AG Gansler Calls on Congress to Increase Funding for Crime Victims
Joined by 50 Attorneys General; cap should be raised to $1 billion
Baltimore, MD (May 8, 2012) - Attorney General Douglas F. Gansler today called on Congress to increase the cap on the Crime Victims Fund to at least $1 billion so victims can access the services they need. The Attorney General, along with 50 other state and territorial Attorneys General, delivered their appeal in a National Association of Attorneys General (NAAG) letter sent to Congress this morning.
"Raising the cap will help more Marylanders who've suffered severe injury or loss as a result of becoming a victim of crime," said Attorney General Gansler. "This is not an economy or tax issue. The money has been collected by the criminal justice system and is just waiting to be put to good use."
The Crime Victims Fund was created as part of the Victims of Crime Act of 1984 (VOCA) and is funded entirely through collections from criminal fines, special assessments and other penalties paid by federal criminal offenders. These non-taxpayer revenues have already been collected and deposited into the Fund, with a projected $7.4 billion balance for fiscal year 2012.
In Maryland, VOCA funding supports advocacy and other services for victims of crime through local State's Attorneys' offices, nonprofit agencies that help children and adult victims of violence, assault and sexual abuse, family crisis centers and support programs at several hospitals. For example, in 2011 the Governor's Office of Crime Control and Prevention distributed more than $7.6 million in VOCA funds to over six dozen Maryland agencies and nonprofits to assist victims.
Every year, state VOCA victim assistance grants provide vital direct assistance that supports more than 4,000 agencies nationwide in providing services to an average of 3.7 million crime victims, including those from assaults, robbery, gang violence, domestic violence and survivors of terrorist acts. VOCA helps victims with financial assistance for medical care, mental health counseling, lost wages and funeral and burial costs.
Congress placed a spending limit on annual Fund obligations but promised to retain all amounts in the Fund exclusively to support crime victim services. State VOCA assistance in 2012 will actually be cut, in large part due to the imposition of new federal management and administrative costs. Critical programs will be funded in 2012 at a lower level than they were in 2006.
"With the demonstrated need for increased funding and more than enough money in the Fund, now is the time to raise the cap on the Crime Victims Fund and release additional money for the purpose for which Congress intended," the NAAG letter reads. "We respectfully request a 2013 VOCA cap of at least $1 billion to support core VOCA-authorized programs without any new earmarks, set asides or uses of the Fund."

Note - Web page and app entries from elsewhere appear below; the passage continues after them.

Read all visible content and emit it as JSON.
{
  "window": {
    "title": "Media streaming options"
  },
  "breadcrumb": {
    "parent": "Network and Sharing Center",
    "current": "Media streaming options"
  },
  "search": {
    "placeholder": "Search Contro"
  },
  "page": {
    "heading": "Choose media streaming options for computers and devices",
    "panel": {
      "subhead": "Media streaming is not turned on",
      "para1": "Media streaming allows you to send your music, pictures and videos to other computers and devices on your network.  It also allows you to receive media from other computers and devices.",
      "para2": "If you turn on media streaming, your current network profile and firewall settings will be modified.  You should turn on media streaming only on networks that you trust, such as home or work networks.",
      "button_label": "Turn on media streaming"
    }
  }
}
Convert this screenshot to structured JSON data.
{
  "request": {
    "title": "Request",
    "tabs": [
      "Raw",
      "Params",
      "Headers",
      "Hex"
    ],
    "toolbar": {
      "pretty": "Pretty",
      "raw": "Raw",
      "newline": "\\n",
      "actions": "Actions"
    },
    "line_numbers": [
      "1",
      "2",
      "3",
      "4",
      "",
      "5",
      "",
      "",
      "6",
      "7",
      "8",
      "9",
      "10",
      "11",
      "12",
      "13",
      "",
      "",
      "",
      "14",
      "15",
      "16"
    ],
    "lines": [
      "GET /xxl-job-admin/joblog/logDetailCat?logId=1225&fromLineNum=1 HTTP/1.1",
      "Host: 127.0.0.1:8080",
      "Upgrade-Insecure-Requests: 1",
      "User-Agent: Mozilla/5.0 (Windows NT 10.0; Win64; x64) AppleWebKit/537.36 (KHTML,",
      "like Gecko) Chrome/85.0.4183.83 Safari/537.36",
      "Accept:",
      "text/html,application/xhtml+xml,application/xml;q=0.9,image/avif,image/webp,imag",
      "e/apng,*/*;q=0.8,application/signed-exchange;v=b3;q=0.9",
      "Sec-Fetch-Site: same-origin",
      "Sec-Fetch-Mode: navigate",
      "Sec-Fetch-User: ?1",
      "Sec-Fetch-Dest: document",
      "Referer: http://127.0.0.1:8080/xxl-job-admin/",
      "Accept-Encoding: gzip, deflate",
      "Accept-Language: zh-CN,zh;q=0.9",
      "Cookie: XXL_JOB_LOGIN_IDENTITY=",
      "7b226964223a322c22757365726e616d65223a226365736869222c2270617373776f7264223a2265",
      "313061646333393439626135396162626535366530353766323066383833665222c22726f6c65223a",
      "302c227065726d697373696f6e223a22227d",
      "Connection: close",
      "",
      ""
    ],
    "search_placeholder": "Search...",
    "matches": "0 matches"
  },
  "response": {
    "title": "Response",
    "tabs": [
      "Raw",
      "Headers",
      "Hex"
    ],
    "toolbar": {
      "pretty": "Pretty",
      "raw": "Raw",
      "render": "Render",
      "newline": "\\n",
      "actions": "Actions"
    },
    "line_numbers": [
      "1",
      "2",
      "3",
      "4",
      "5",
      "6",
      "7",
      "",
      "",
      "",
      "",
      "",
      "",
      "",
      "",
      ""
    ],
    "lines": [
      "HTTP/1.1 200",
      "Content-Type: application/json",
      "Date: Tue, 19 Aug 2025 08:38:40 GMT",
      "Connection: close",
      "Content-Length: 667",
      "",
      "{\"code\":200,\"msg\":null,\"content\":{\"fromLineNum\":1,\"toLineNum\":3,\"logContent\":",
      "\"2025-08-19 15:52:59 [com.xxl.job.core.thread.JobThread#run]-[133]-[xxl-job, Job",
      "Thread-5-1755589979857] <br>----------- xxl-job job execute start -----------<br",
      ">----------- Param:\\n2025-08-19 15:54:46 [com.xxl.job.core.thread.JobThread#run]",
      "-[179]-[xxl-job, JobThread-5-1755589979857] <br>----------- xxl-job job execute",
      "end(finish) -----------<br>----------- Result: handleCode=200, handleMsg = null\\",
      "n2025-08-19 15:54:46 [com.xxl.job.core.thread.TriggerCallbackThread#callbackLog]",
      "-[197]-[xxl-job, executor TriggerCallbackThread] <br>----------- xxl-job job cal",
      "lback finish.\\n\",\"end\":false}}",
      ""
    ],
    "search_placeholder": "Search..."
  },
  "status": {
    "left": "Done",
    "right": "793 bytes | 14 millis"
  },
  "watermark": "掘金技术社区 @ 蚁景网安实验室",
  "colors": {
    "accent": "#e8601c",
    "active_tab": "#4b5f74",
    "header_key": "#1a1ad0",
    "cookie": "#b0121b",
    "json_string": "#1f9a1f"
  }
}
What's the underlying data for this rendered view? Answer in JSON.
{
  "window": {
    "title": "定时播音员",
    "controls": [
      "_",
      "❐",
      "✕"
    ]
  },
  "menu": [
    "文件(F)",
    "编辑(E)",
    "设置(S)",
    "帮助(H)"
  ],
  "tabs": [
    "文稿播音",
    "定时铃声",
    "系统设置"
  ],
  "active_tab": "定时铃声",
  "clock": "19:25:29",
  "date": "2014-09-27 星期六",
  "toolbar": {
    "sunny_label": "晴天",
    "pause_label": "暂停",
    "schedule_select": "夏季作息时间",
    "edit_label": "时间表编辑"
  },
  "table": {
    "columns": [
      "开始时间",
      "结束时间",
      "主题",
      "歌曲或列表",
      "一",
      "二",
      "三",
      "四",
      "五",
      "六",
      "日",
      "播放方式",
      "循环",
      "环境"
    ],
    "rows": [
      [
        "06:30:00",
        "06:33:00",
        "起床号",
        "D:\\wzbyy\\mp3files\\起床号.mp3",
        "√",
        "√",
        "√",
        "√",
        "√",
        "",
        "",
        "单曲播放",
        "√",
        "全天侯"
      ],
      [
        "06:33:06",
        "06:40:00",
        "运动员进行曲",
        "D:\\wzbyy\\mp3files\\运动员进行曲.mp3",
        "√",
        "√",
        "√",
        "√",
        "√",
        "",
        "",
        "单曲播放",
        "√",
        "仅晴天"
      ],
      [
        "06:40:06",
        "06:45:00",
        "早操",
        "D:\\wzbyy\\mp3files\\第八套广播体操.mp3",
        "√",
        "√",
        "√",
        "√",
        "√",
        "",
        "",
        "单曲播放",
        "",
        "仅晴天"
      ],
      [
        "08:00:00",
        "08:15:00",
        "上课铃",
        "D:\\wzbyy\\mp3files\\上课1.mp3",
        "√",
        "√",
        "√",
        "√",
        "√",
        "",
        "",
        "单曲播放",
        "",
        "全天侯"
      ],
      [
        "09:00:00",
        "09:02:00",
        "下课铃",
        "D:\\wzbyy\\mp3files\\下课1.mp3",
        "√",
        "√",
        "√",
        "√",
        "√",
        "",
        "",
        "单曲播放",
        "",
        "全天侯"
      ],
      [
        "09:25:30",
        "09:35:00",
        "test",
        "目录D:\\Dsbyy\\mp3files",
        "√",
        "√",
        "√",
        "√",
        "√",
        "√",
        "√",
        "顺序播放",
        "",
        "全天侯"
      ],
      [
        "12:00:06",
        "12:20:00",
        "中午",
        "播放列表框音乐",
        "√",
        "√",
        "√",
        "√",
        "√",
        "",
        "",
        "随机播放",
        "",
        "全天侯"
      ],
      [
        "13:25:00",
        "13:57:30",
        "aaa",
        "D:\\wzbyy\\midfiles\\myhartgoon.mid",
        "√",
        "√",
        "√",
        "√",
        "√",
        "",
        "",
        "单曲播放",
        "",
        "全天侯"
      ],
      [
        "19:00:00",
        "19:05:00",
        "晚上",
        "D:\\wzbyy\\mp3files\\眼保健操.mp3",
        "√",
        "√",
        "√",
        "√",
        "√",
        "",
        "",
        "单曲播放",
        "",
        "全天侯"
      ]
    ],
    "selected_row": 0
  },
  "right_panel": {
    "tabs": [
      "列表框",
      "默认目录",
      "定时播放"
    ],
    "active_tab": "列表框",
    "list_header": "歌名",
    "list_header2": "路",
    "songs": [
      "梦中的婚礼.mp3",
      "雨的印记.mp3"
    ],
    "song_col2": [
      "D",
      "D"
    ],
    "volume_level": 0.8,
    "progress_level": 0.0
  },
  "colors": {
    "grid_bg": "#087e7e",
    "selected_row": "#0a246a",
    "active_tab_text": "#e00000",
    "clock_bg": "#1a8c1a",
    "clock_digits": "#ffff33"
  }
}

A copy of the NAAG letter can be found here: http://www.naag.org/sign-on_archive.php